Camshaft and valvetrain
The broad power band enabled by the LS9's large-displacementsupercharger allows it to make strong low-end torque and great high-rpmhorsepower, which allowed engineers to specify a camshaft with arelatively low lift of 0.555-inch (14.1 mm) for both the intake andexhaust valves. This low-overlap cam has lower lift and slowervalve-closing speeds than the Z06's 505-horsepower (377 kW) LS7, helpingthe LS9 - with its approximately 620 horsepower - deliver exemplary idleand low-speed driving qualities.
The camshaft actuates a valvetrain that includes many components,including the lifters, rocker arms and valve springs, of the LS3 engine.However, LS7 retainers are used to support the engine's high-rpmperformance.
Supercharger and charge cooler details
The LS9's R2300 supercharger is a sixth-generation design from Eaton,with a case that is specific to the Corvette application. Thesupercharger features a new four-lobe rotor design that promotes quieterand more efficient performance, while its large, 2.3-liter displacementensures adequate air volume at high rpm to support the engine'shigh-horsepower aspiration. Maximum boost pressure is 10.5 psi (0.72bar).
The supercharger is an engine-driven air pump that contains a pair oflong rotors that are twisted somewhat like pretzel sticks. As they spinaround each other, incoming air is squeezed between the rotors andpushed under pressure into the engine - forcing more air into the enginethan it could draw under "natural" aspiration. The rotors are driven bya pulley and belt that are connected to the engine's accessory drivesystem.
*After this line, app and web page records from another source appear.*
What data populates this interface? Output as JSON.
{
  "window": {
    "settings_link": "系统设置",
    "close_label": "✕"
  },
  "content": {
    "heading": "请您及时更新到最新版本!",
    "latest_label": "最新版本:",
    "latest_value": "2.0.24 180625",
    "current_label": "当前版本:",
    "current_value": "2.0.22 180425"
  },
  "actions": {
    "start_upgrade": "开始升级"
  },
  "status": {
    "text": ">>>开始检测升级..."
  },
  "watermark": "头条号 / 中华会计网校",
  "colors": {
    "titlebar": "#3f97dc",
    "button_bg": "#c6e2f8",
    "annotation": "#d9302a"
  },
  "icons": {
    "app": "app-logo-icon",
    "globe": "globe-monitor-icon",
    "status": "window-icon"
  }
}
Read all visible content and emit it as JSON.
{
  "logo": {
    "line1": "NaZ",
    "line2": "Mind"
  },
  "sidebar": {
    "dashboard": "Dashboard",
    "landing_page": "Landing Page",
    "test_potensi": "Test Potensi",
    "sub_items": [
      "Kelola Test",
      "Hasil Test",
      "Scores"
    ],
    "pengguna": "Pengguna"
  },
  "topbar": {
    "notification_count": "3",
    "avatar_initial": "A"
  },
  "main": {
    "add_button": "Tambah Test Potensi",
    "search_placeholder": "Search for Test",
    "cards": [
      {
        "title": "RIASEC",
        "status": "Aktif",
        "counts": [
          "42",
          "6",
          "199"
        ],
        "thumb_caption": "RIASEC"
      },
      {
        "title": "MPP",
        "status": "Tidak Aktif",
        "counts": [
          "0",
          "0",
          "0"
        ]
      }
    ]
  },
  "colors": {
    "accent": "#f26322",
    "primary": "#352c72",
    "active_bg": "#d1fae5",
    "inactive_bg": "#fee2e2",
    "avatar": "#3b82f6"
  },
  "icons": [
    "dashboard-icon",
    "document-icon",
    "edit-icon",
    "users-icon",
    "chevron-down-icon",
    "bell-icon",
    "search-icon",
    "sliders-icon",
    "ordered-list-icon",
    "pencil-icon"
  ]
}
Because the pressurized air is hotter than naturally aspirated air, theLS9 employs a liquid-to-air charge cooling system to reduce inlet airtemperature after it exits the supercharger - reducing the inlet airtemperature by up to 60 degrees C (140 F). Cooler air is denser andallows the engine to make the most of its high-pressure air charge. Thecharge cooling system includes a dedicated coolant circuit with aremote-mounted pump and reservoir.
The design of the supercharger case and its integrated charge coolingsystem was driven by the space and dimensions afforded under theCorvette's hood. To that end, the charge cooler was designed as a "dualbrick" system, with a pair of low-profile heat exchangers mountedlongitudinally on either side of the supercharger. Coupled with thesupercharger itself, this integrated design mounts to the engine inplace of a conventional intake manifold and is only slightly taller thana non-supercharged 6.2L engine. The air inlet and rotor drive pulley arepositioned at the front of the supercharger.
Additional engine details
Oiling system: The LS9 uses a dry-sump oiling system that is similar indesign to the LS7's system, but features a higher-capacity pump toensure adequate oil pressure at the higher cornering loads the ZR1 iscapable of achieving. An oil-pan mounted oil cooler is integrated, too,along with piston-cooling oil squirters located in the cylinder block.The expanded performance envelope of the Corvette ZR1 required changesto the dry sump system also used in the Z06. System capacity isincreased and scavenge performance improved to meet the demands ofChevrolet's highest-performance sportscar.